TASK DETAILS → If a line in the records contains the string "this", show that line.

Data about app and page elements
:::
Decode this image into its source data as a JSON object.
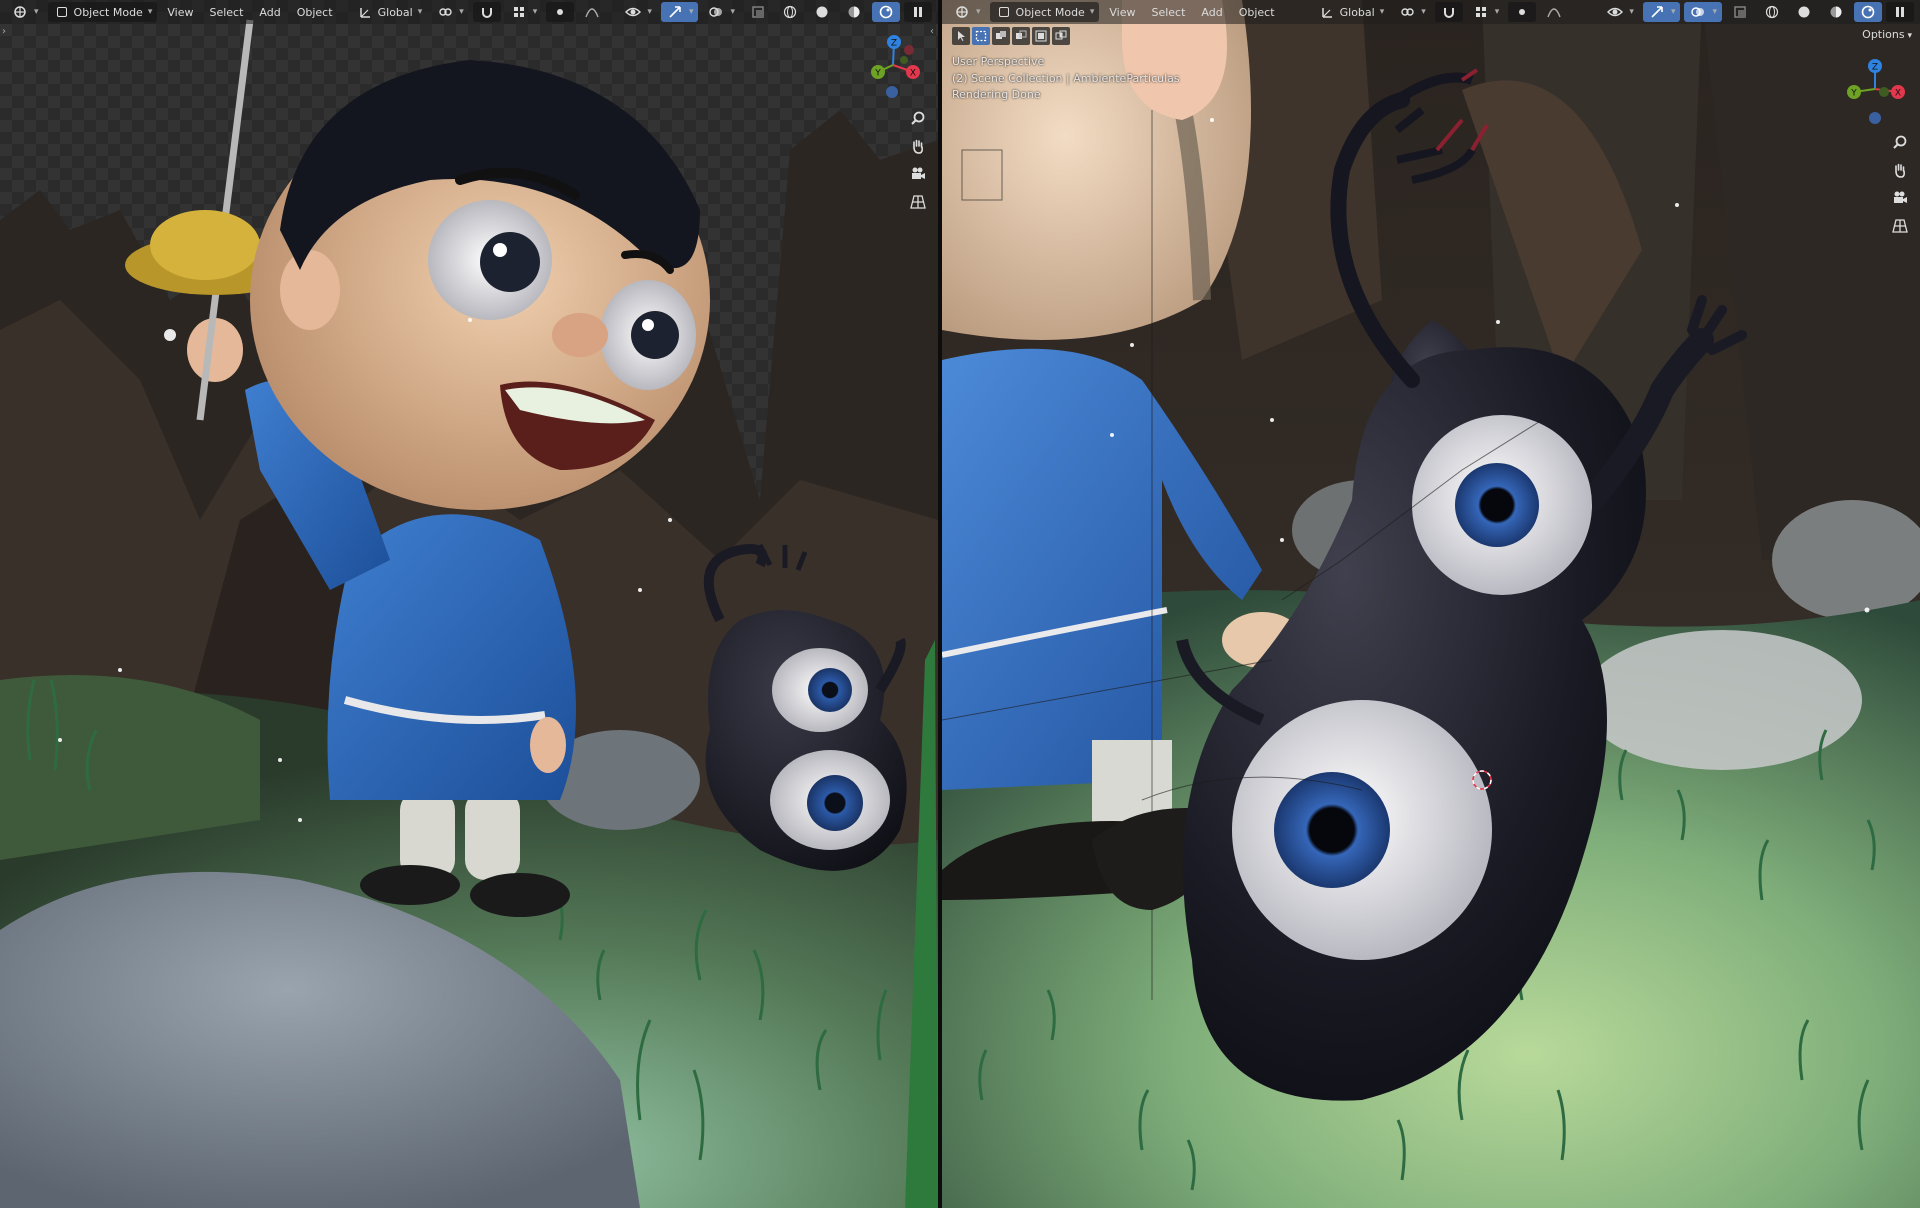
{
  "left_viewport": {
    "header": {
      "mode_label": "Object Mode",
      "menu_view": "View",
      "menu_select": "Select",
      "menu_add": "Add",
      "menu_object": "Object",
      "orientation_label": "Global"
    },
    "gizmo": {
      "z": "Z",
      "y": "Y",
      "x": "X"
    }
  },
  "right_viewport": {
    "header": {
      "mode_label": "Object Mode",
      "menu_view": "View",
      "menu_select": "Select",
      "menu_add": "Add",
      "menu_object": "Object",
      "orientation_label": "Global"
    },
    "options_label": "Options",
    "overlay": {
      "perspective": "User Perspective",
      "collection": "(2) Scene Collection | AmbienteParticulas",
      "status": "Rendering Done"
    },
    "gizmo": {
      "z": "Z",
      "y": "Y",
      "x": "X"
    }
  },
  "colors": {
    "accent_blue": "#4772b3",
    "axis_x": "#e2374c",
    "axis_y": "#6ea224",
    "axis_z": "#2f82e0",
    "axis_neg": "#3a60a0"
  }
}
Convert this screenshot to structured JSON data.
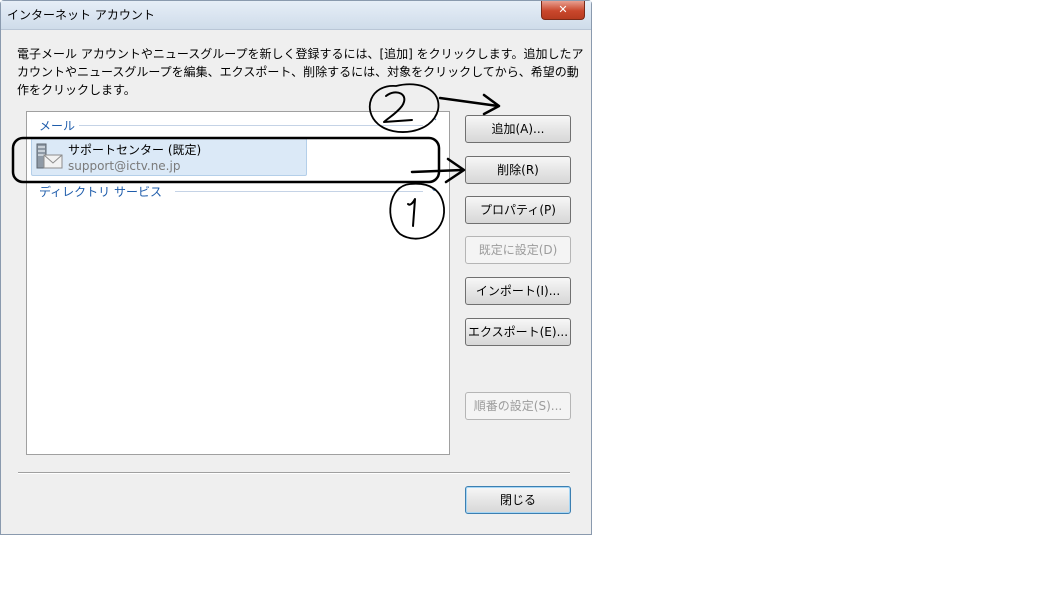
{
  "window": {
    "title": "インターネット アカウント",
    "close_glyph": "✕"
  },
  "description": "電子メール アカウントやニュースグループを新しく登録するには、[追加] をクリックします。追加したアカウントやニュースグループを編集、エクスポート、削除するには、対象をクリックしてから、希望の動作をクリックします。",
  "account_list": {
    "groups": [
      {
        "label": "メール",
        "accounts": [
          {
            "name": "サポートセンター (既定)",
            "email": "support@ictv.ne.jp",
            "icon": "mail-account-icon"
          }
        ]
      },
      {
        "label": "ディレクトリ サービス"
      }
    ]
  },
  "buttons": {
    "add": "追加(A)...",
    "remove": "削除(R)",
    "properties": "プロパティ(P)",
    "set_default": "既定に設定(D)",
    "import": "インポート(I)...",
    "export": "エクスポート(E)...",
    "set_order": "順番の設定(S)...",
    "close": "閉じる"
  },
  "colors": {
    "group_label": "#1e5cab",
    "selection": "#dbe9f7",
    "annotation_ink": "#000000"
  }
}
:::
OUTPUT OF THE EXERCISE →
Decode this image into its source data as a JSON object.
Convert this screenshot to structured JSON data.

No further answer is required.